  • Don't tell other people about the problems your friend is having. It will make your friend mad and less likely to trust you.
  • Don't worry if you can't solve your friend's problems, sometimes they just need a listening ear. And sometimes that can be the most valuable thing of all.
  • Be an active listener. When your friends pause and look to you for a response, repeat what they just said, but in your own words, to show that you are really listening and sympathizing.
  • Give your friend a hug and tell them you love them. Giving them a hug when they are upset will always let them know how much you love and care about them. It also helps them feel better.
  • If they are crying, give them a big hug, tell them you love them, and tell them you are always there for them.
  • Show your friends they are your focus by politely dismissing people who also want to say something to you. Turn your cell phone off. The person you are helping will appreciate this.
  • Joke around with them to make them happy, but don't get them angry.
  • Be loving but not too loving. Just say what you would want someone to say to you in a crisis or bad day.
  • Take them out somewhere. (Movies, mall, the park, their favorite restaurant, the supermarket, etc.).
  • Rub their shoulder and when they get happier keep rubbing them on their back.
  • Tell them they make progress by facing there fears and must never give up.
  • Always remember to be honest with them.
  • If they just need some time alone to figure things out for themselves, don't interfere.

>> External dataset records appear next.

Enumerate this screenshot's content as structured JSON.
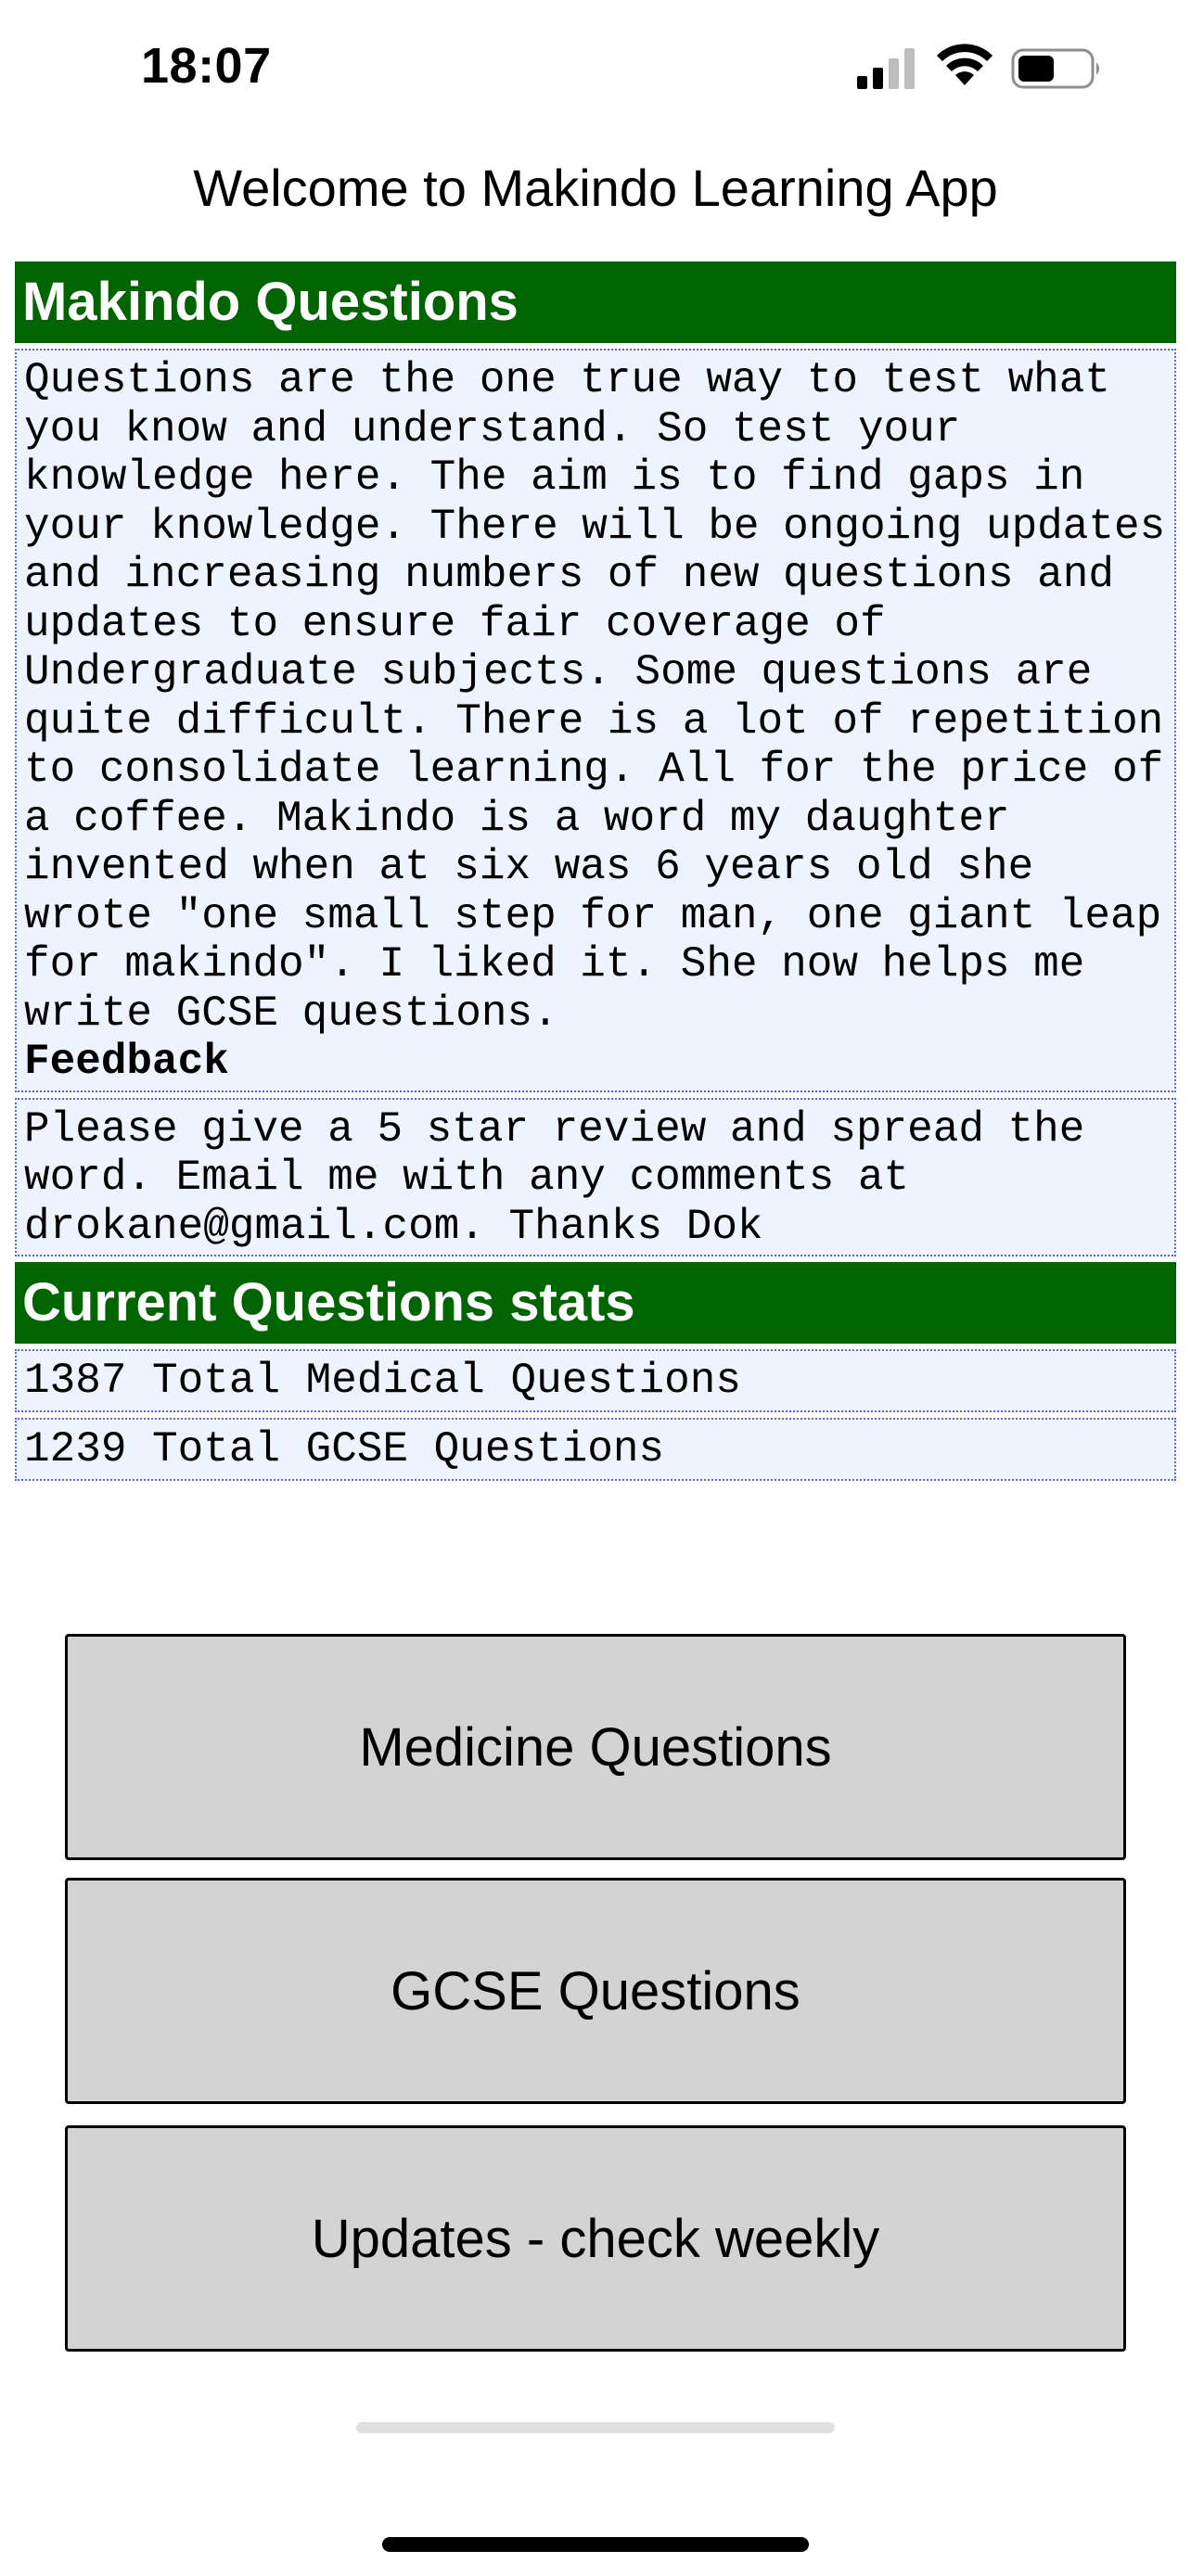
{
  "status_bar": {
    "time": "18:07"
  },
  "header": {
    "title": "Welcome to Makindo Learning App"
  },
  "sections": {
    "questions_title": "Makindo Questions",
    "intro_text": "Questions are the one true way to test what you know and understand. So test your knowledge here. The aim is to find gaps in your knowledge. There will be ongoing updates and increasing numbers of new questions and updates to ensure fair coverage of Undergraduate subjects. Some questions are quite difficult. There is a lot of repetition to consolidate learning. All for the price of a coffee. Makindo is a word my daughter invented when at six was 6 years old she wrote \"one small step for man, one giant leap for makindo\". I liked it. She now helps me write GCSE questions.",
    "feedback_label": "Feedback",
    "feedback_text": "Please give a 5 star review and spread the word. Email me with any comments at drokane@gmail.com. Thanks Dok",
    "stats_title": "Current Questions stats",
    "stats": [
      "1387 Total Medical Questions",
      "1239 Total GCSE Questions"
    ]
  },
  "buttons": {
    "medicine": "Medicine Questions",
    "gcse": "GCSE Questions",
    "updates": "Updates - check weekly"
  },
  "colors": {
    "header_green": "#006400",
    "box_background": "#eef4ff",
    "box_border": "#5b6bd6",
    "button_gray": "#d3d3d3"
  },
  "icons": {
    "signal": "cellular-signal-icon",
    "wifi": "wifi-icon",
    "battery": "battery-icon"
  }
}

  • Avoid saying "Life sucks" or "Oh, everyone has that problem." It belittles their problem, not to mention not making them feel any better.
  • Don't be mean when she is crying. Being mean will make her twice as sad as she already is!
  • Never dismiss your friends' feelings. Telling people to simply pick themselves up or that their problems are nothing really invalidates their feelings and rarely helps.
  • Avoid talking about yourself and your own problems, even if they are the same as theirs. You may feel bad too, but saying so will not make them feel any better.
  • If your friend is not willing to share his or her problem, do not pester him or her to do so. Your friend may just like to be alone for some time. Allow that.
  • Unless they really are blowing things out of proportion, or you know (and can tell them) that things will get better.
  • If hugging is banned in your school give them a high five or say something nice.

Article Info

Categories: Supporting Friends